• [Work instructions]: Starting at the first entry, print everything through the last exactly.

• [Extracted data]:

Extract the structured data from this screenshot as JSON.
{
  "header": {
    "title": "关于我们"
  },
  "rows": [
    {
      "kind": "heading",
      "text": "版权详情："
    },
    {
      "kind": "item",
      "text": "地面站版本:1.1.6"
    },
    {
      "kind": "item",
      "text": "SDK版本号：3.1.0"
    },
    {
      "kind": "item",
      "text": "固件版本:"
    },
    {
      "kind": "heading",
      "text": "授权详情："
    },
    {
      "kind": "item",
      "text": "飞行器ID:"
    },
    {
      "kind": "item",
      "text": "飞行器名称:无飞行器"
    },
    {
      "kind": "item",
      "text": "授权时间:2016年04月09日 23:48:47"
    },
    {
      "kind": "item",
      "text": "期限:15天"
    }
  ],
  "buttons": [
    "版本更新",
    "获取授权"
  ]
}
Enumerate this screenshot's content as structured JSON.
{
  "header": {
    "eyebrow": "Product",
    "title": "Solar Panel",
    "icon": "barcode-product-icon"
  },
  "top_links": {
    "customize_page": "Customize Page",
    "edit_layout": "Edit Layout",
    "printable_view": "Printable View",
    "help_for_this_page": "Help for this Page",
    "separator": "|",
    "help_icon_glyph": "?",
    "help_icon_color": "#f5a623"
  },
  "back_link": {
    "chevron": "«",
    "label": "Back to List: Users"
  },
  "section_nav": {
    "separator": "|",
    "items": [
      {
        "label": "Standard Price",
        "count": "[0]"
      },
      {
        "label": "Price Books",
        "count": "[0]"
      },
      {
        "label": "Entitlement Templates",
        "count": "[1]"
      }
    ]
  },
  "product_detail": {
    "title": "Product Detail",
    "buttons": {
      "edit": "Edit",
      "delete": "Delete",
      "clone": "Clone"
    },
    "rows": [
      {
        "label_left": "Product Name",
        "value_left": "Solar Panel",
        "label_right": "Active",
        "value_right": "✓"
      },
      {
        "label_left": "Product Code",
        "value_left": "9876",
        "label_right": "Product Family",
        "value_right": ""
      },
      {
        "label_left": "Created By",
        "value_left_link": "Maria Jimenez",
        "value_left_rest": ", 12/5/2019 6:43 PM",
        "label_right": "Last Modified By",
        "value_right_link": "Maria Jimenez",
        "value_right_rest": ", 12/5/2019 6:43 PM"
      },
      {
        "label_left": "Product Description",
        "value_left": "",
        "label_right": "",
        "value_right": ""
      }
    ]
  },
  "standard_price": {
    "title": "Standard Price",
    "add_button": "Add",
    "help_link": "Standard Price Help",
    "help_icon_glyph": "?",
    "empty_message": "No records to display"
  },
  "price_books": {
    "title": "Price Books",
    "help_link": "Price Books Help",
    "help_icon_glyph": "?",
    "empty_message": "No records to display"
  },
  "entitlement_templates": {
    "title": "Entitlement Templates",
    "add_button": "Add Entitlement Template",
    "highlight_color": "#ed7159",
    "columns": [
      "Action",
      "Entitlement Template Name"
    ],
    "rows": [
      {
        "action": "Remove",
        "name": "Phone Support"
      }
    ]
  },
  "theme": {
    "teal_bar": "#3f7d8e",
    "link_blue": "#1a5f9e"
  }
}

• [Written reply]:
Extract the structured data from this screenshot as JSON.
{
  "header": {
    "title": "关于我们"
  },
  "rows": [
    {
      "kind": "heading",
      "text": "版权详情："
    },
    {
      "kind": "item",
      "text": "地面站版本:1.1.6"
    },
    {
      "kind": "item",
      "text": "SDK版本号：3.1.0"
    },
    {
      "kind": "item",
      "text": "固件版本:"
    },
    {
      "kind": "heading",
      "text": "授权详情："
    },
    {
      "kind": "item",
      "text": "飞行器ID:"
    },
    {
      "kind": "item",
      "text": "飞行器名称:无飞行器"
    },
    {
      "kind": "item",
      "text": "授权时间:2016年04月09日 23:48:47"
    },
    {
      "kind": "item",
      "text": "期限:15天"
    }
  ],
  "buttons": [
    "版本更新",
    "获取授权"
  ]
}
Enumerate this screenshot's content as structured JSON.
{
  "header": {
    "eyebrow": "Product",
    "title": "Solar Panel",
    "icon": "barcode-product-icon"
  },
  "top_links": {
    "customize_page": "Customize Page",
    "edit_layout": "Edit Layout",
    "printable_view": "Printable View",
    "help_for_this_page": "Help for this Page",
    "separator": "|",
    "help_icon_glyph": "?",
    "help_icon_color": "#f5a623"
  },
  "back_link": {
    "chevron": "«",
    "label": "Back to List: Users"
  },
  "section_nav": {
    "separator": "|",
    "items": [
      {
        "label": "Standard Price",
        "count": "[0]"
      },
      {
        "label": "Price Books",
        "count": "[0]"
      },
      {
        "label": "Entitlement Templates",
        "count": "[1]"
      }
    ]
  },
  "product_detail": {
    "title": "Product Detail",
    "buttons": {
      "edit": "Edit",
      "delete": "Delete",
      "clone": "Clone"
    },
    "rows": [
      {
        "label_left": "Product Name",
        "value_left": "Solar Panel",
        "label_right": "Active",
        "value_right": "✓"
      },
      {
        "label_left": "Product Code",
        "value_left": "9876",
        "label_right": "Product Family",
        "value_right": ""
      },
      {
        "label_left": "Created By",
        "value_left_link": "Maria Jimenez",
        "value_left_rest": ", 12/5/2019 6:43 PM",
        "label_right": "Last Modified By",
        "value_right_link": "Maria Jimenez",
        "value_right_rest": ", 12/5/2019 6:43 PM"
      },
      {
        "label_left": "Product Description",
        "value_left": "",
        "label_right": "",
        "value_right": ""
      }
    ]
  },
  "standard_price": {
    "title": "Standard Price",
    "add_button": "Add",
    "help_link": "Standard Price Help",
    "help_icon_glyph": "?",
    "empty_message": "No records to display"
  },
  "price_books": {
    "title": "Price Books",
    "help_link": "Price Books Help",
    "help_icon_glyph": "?",
    "empty_message": "No records to display"
  },
  "entitlement_templates": {
    "title": "Entitlement Templates",
    "add_button": "Add Entitlement Template",
    "highlight_color": "#ed7159",
    "columns": [
      "Action",
      "Entitlement Template Name"
    ],
    "rows": [
      {
        "action": "Remove",
        "name": "Phone Support"
      }
    ]
  },
  "theme": {
    "teal_bar": "#3f7d8e",
    "link_blue": "#1a5f9e"
  }
}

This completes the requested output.